Problems Caused by Mandatory Overtime for Nurses in Arizona

Mandatory Overtime for NursesThe phrase “hit and run” nursing comes from Peter Kilborn’s 1998 The New York Times article concerning cost-efficiency tactics in health care systems, and specifically addresses the type of fast-pace patient care that can lead to “mistakes, abuses and oversights.” Peter Kilborn, “Nurse Put on Fast Forward in Rush for Cost Efficiency,” N.Y. Times, at 24 (Apr. 9, 1998). His piece explores the intersection of nurses and their employers and how they differ with respect to workload, patient care and other aspects of managed care. It highlights what Thomas E. Bender and Christina M. Hanna discuss in the Health L. Handbook: the effects of understaffing and mandatory overtime on nurses and the nursing profession overall. 2005 Health L. Handbook § 11:6. This can be a particularly troubling aspect of employment for Arizona nurses in that “an RN’s refusal to work overtime may lead to charges of patient abandonment, which could lead to an eventual loss of their license.” Id. It is therefore important for RNs (and other similar medical professionals such as LPNs) to understand the risks associated with understaffing and mandatory overtime.

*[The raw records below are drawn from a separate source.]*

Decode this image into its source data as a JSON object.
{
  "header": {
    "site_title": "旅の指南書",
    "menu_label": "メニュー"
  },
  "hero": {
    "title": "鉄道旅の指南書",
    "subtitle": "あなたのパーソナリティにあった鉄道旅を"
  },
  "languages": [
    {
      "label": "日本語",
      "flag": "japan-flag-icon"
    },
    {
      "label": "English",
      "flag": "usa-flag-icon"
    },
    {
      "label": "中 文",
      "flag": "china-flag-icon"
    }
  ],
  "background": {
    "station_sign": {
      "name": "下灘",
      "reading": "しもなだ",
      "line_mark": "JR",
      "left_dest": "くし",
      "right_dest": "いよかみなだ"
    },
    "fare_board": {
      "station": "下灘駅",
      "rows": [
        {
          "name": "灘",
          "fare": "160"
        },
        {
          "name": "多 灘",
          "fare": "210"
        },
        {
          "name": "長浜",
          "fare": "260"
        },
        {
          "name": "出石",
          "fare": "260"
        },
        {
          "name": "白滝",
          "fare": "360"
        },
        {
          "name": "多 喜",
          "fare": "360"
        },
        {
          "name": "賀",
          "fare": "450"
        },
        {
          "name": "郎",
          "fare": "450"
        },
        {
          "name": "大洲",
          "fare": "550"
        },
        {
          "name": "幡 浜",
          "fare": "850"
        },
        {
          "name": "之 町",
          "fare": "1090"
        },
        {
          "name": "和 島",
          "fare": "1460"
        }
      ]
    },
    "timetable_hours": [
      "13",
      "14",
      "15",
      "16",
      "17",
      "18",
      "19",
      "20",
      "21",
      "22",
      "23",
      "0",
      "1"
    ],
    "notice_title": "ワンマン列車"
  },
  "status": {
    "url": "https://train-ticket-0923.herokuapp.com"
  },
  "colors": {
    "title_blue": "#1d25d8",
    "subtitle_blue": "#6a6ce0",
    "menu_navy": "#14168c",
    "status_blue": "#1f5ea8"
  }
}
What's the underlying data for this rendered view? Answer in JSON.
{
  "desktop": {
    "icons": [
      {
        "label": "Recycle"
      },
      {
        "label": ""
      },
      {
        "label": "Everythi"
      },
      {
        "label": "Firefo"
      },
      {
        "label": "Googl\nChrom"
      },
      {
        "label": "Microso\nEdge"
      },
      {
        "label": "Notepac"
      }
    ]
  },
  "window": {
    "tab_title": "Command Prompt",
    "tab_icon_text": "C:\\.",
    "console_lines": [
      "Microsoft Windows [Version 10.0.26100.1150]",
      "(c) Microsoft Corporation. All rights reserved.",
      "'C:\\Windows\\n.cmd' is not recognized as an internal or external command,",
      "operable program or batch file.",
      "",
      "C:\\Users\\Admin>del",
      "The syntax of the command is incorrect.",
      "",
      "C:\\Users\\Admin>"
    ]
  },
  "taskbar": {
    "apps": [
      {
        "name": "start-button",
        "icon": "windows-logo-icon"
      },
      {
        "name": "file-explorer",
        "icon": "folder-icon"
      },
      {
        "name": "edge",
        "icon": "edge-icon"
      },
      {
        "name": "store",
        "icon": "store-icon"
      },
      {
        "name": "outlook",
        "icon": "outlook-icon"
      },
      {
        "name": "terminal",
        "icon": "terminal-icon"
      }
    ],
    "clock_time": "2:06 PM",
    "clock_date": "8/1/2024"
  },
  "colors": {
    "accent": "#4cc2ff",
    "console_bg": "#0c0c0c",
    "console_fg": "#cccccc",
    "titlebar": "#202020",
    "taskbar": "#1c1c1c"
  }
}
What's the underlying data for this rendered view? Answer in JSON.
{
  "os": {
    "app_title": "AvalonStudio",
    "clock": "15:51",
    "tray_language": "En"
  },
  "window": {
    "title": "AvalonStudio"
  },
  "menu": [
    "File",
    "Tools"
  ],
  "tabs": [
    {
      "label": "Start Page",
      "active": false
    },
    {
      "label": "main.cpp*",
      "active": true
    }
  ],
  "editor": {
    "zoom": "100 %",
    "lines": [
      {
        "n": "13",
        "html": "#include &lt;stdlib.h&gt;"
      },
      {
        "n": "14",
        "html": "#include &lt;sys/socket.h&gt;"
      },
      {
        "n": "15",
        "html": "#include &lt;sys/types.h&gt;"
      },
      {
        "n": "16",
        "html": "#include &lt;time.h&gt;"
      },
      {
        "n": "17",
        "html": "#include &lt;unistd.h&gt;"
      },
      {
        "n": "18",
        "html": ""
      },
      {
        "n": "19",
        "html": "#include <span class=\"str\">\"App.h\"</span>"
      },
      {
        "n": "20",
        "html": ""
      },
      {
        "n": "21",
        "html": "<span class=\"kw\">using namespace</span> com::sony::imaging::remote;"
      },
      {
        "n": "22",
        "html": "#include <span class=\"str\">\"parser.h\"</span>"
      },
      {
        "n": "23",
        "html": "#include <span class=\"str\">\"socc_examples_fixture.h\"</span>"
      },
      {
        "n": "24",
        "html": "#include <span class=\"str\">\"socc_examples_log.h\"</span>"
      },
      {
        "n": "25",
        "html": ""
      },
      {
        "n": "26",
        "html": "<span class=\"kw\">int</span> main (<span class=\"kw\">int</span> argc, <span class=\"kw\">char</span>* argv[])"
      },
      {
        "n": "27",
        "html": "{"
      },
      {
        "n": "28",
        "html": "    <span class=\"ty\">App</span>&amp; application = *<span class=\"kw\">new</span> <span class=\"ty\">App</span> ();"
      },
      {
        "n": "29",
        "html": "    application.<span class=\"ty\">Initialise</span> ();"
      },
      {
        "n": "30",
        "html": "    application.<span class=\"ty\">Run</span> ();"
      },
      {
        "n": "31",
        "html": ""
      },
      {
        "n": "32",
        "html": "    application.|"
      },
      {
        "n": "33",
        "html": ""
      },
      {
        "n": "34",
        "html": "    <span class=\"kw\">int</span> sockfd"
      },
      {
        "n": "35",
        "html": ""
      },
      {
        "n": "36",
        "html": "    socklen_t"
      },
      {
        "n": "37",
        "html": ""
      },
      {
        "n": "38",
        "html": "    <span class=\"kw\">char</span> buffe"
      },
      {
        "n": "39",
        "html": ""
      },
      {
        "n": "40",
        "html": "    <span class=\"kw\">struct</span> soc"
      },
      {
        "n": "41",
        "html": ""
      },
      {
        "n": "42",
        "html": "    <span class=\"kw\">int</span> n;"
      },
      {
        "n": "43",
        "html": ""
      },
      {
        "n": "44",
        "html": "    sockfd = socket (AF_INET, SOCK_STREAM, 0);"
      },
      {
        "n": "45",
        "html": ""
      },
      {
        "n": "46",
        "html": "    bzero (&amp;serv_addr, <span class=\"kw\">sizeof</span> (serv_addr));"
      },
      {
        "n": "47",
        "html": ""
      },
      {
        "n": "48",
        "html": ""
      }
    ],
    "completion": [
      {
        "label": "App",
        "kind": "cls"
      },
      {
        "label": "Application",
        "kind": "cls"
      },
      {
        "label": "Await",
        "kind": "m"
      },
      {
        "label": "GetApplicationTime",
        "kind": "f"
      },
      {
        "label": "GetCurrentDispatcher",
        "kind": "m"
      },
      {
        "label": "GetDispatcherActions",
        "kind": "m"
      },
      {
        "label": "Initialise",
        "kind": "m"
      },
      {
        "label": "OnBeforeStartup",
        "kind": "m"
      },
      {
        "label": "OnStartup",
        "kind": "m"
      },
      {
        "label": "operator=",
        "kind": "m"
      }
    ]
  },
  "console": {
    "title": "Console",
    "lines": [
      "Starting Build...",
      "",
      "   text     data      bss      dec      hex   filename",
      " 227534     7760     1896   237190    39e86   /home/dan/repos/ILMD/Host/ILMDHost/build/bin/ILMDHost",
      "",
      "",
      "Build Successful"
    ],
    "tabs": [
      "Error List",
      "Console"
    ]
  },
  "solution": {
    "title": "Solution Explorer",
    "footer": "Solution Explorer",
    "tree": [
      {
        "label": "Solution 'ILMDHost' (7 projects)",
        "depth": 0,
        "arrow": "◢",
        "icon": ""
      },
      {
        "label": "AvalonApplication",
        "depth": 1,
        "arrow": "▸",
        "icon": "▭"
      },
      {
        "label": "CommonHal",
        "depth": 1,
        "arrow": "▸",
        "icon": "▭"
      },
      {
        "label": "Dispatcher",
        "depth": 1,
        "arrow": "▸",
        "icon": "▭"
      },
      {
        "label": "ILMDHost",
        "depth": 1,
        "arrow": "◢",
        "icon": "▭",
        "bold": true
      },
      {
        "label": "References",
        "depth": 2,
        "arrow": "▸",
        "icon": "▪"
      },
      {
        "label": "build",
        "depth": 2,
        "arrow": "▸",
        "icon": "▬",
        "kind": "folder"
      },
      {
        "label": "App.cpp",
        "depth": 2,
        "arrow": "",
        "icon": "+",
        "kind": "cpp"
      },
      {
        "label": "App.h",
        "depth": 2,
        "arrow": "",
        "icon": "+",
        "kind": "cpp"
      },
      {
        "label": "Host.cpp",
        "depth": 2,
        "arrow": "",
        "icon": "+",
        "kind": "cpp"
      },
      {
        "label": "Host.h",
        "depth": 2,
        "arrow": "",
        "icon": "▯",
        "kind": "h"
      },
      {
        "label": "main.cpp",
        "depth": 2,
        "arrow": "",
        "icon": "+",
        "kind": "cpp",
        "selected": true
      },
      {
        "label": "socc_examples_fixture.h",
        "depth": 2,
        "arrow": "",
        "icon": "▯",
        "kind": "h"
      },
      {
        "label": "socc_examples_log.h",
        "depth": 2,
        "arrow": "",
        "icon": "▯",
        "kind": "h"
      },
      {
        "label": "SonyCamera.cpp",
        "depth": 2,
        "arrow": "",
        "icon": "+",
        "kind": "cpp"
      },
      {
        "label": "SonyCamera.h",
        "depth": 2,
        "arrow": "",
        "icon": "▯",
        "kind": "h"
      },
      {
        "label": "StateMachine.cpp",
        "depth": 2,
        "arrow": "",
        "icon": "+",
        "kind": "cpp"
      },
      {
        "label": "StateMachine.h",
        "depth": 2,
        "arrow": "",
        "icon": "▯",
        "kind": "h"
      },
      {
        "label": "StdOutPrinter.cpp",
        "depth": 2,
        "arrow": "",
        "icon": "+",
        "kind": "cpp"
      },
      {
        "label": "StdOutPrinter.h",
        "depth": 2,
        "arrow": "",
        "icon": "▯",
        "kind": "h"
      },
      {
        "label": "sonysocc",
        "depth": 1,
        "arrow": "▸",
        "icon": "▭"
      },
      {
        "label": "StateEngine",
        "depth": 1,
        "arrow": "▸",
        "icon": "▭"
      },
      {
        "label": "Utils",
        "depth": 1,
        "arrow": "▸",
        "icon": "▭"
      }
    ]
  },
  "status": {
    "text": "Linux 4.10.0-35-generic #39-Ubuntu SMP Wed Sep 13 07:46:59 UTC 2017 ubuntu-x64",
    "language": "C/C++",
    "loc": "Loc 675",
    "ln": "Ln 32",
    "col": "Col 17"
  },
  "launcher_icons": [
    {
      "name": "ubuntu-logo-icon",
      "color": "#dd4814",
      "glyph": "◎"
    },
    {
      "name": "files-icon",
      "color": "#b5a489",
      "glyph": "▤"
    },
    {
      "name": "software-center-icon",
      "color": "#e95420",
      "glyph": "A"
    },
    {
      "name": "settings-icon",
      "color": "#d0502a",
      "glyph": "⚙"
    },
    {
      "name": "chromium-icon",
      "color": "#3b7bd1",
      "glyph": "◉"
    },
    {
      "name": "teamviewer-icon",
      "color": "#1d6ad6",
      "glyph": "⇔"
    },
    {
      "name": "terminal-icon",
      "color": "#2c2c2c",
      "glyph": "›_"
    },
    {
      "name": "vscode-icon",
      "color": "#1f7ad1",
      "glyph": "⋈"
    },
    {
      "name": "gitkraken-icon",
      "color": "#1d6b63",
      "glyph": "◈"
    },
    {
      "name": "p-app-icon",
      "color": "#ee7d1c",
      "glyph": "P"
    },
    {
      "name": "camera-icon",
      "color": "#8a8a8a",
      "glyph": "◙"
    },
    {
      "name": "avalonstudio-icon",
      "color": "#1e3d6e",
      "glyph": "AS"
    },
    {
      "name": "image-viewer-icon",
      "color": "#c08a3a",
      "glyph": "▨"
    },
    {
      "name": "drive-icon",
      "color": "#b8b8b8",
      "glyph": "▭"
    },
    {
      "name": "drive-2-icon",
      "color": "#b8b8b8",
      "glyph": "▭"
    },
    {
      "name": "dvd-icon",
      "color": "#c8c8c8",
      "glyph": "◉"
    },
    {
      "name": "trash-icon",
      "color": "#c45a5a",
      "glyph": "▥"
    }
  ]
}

The Joint Commission, through advice from the Patient Safety Advisory Group, issued an alert at the end of 2011 concerning health care worker fatigue and patient safety, the highlights of which should be read and understood by anyone providing medical care or assistance under a board-issued license in Arizona (and nationally, for that matter). The Joint Commission, “Health care worker fatigue and patient safety,” The Joint Commission Sentinel Event Alert, Issue 48, December 14, 2011. Fatigue has a broad range of potential risks, including the increased possibility of adverse events and compromised personal and patient safety and well-being. The primary culprits in these cases are insufficient duration of sleep and poor sleep quality for an extended period of time. When a nurse is fatigued there is a greater likelihood of a number of potential problems, including (1) lapses in attention and/or memory, (2) lack of focus, (3) the inability to problem solve effectively, (4) confusion, irritability and diminished reaction time, (5) impaired ability to communicate, (6) feelings of indifference and/or loss of empathy for patients, and/or (7) slowed ability to process information and to make sound judgments. A number of studies have shown that ultimately the longer a shift length is the greater the risk of errors, close calls and injuries to nurses themselves because of decreased vigilance. Rogers AE, et al: The working hours of hospital staff nurses and patient safety. Health Affairs, 2004; 23(4):202-212. For more information about empirical studies concerning residents working on recurrent 24-hour shifts, see the footnotes section of the Joint Commission’s Alert.

Based in part on studies conducted by NASA about sleep deprivation, the Joint Commission makes several recommendations for employers to reduce problems associated with nurse fatigue, and nurses themselves should be aware of specific scientific strategies they can adopt that might conform to the other rules of employment as best they can. Such a “fatigue management plan” may include engaging in conversations with others (not just listening and nodding), doing something that involves physical actin (even if it’s just stretching), making use of strategic caffeine consumption, and taking short naps lasting less than 45 minutes in duration and only if permitted by the employer. Rosekind, MR, et al: Crew Factors in Flight Operations XIV: Alertness Management in Regional Flight Operations Education Module. National Aeronautics and Space Administration, February 2002,  (accessed June 10, 2013). Ultimately, however, the only way to effectively counteract severe sleep deprivation is to sleep. Rosekind, MR, et al: Fatigue Countermeasures: Alertness Management in Flight Operations. National Aeronautics and Space Administration, Southern California Safety Institute Proceedings, Long Beach, Calif., 1994, (accessed June 10, 2013).
One final resource of quality information available to nurses is “Patient Safety and Quality: An Evidence-Based Handbook for Nurses.